• **Work instruction**
All entries must be repeated exactly; do not include the pictures.

(Collection entries)
════════

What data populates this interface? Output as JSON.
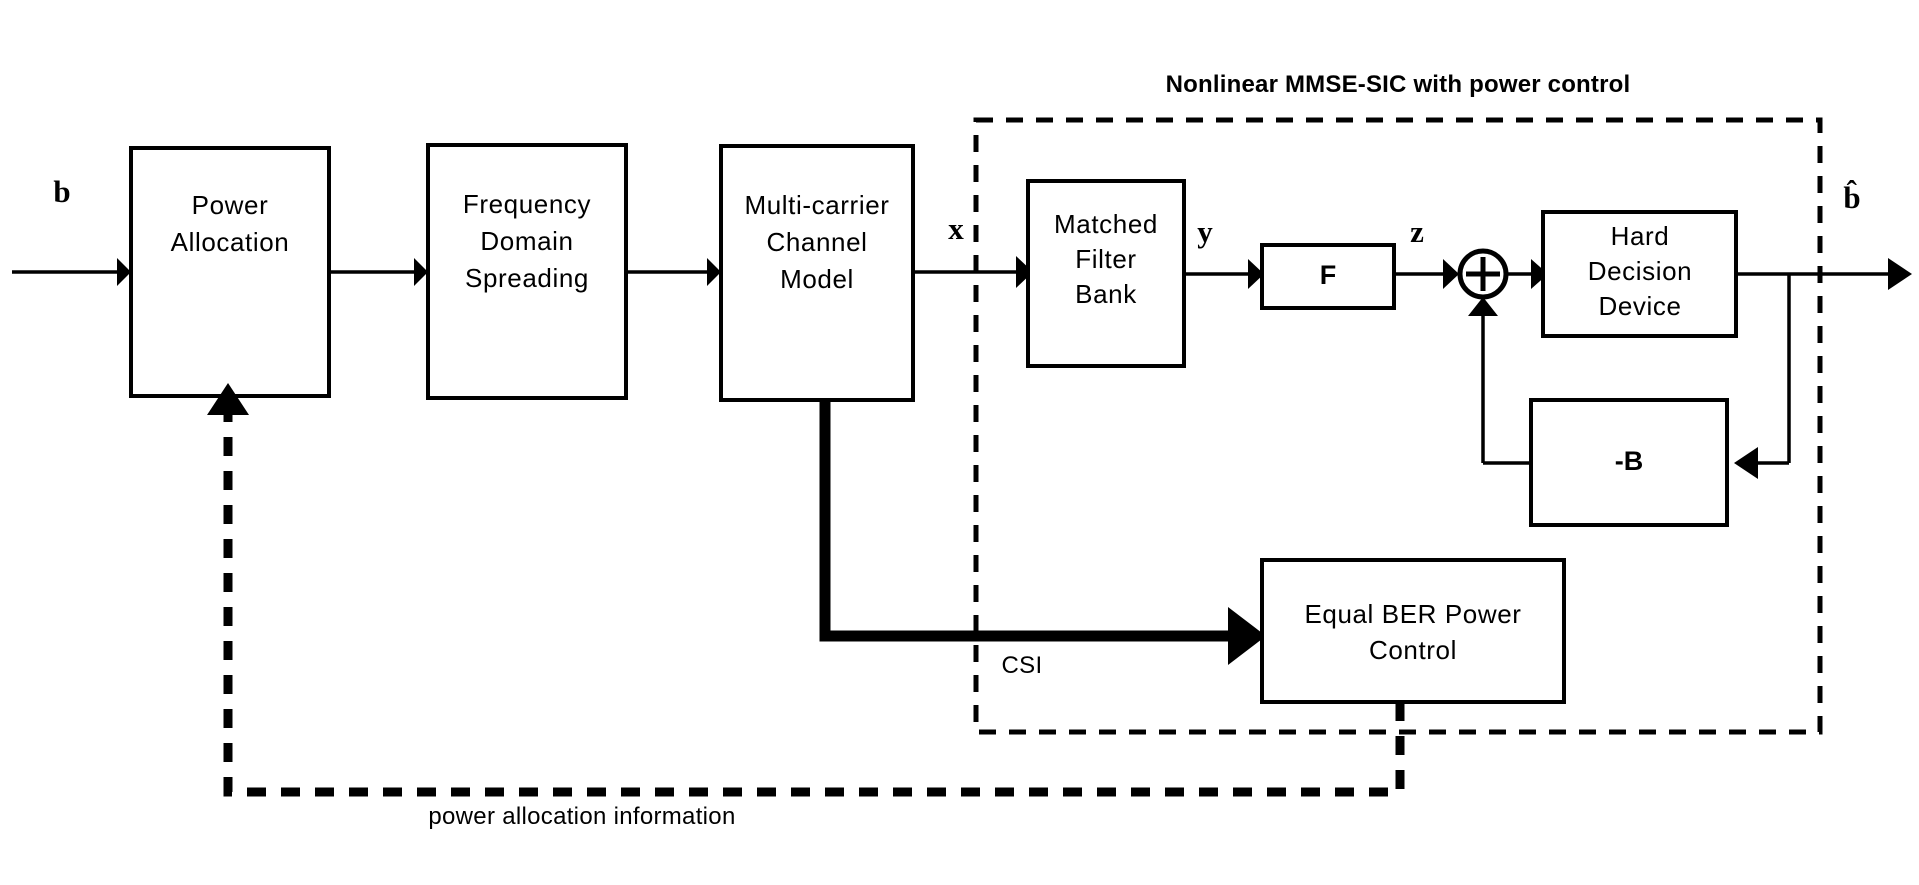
{
  "diagram": {
    "title": "Nonlinear MMSE-SIC with power control",
    "blocks": {
      "power_allocation": "Power\nAllocation",
      "power_allocation_line1": "Power",
      "power_allocation_line2": "Allocation",
      "freq_domain_spreading_line1": "Frequency",
      "freq_domain_spreading_line2": "Domain",
      "freq_domain_spreading_line3": "Spreading",
      "multicarrier_channel_line1": "Multi-carrier",
      "multicarrier_channel_line2": "Channel",
      "multicarrier_channel_line3": "Model",
      "matched_filter_bank_line1": "Matched",
      "matched_filter_bank_line2": "Filter",
      "matched_filter_bank_line3": "Bank",
      "feedforward_filter": "F",
      "hard_decision_line1": "Hard",
      "hard_decision_line2": "Decision",
      "hard_decision_line3": "Device",
      "feedback_filter": "-B",
      "equal_ber_power_control_line1": "Equal BER Power",
      "equal_ber_power_control_line2": "Control"
    },
    "signals": {
      "input_bits": "b",
      "channel_output": "x",
      "mf_output": "y",
      "filter_output": "z",
      "output_bits": "b̂"
    },
    "annotations": {
      "csi": "CSI",
      "power_allocation_information": "power allocation information"
    },
    "colors": {
      "stroke": "#000000",
      "fill": "#ffffff",
      "background": "#ffffff"
    }
  }
}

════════

• **Task output**
What data populates this interface? Output as JSON.
{
  "diagram": {
    "title": "Nonlinear MMSE-SIC with power control",
    "blocks": {
      "power_allocation": "Power\nAllocation",
      "power_allocation_line1": "Power",
      "power_allocation_line2": "Allocation",
      "freq_domain_spreading_line1": "Frequency",
      "freq_domain_spreading_line2": "Domain",
      "freq_domain_spreading_line3": "Spreading",
      "multicarrier_channel_line1": "Multi-carrier",
      "multicarrier_channel_line2": "Channel",
      "multicarrier_channel_line3": "Model",
      "matched_filter_bank_line1": "Matched",
      "matched_filter_bank_line2": "Filter",
      "matched_filter_bank_line3": "Bank",
      "feedforward_filter": "F",
      "hard_decision_line1": "Hard",
      "hard_decision_line2": "Decision",
      "hard_decision_line3": "Device",
      "feedback_filter": "-B",
      "equal_ber_power_control_line1": "Equal BER Power",
      "equal_ber_power_control_line2": "Control"
    },
    "signals": {
      "input_bits": "b",
      "channel_output": "x",
      "mf_output": "y",
      "filter_output": "z",
      "output_bits": "b̂"
    },
    "annotations": {
      "csi": "CSI",
      "power_allocation_information": "power allocation information"
    },
    "colors": {
      "stroke": "#000000",
      "fill": "#ffffff",
      "background": "#ffffff"
    }
  }
}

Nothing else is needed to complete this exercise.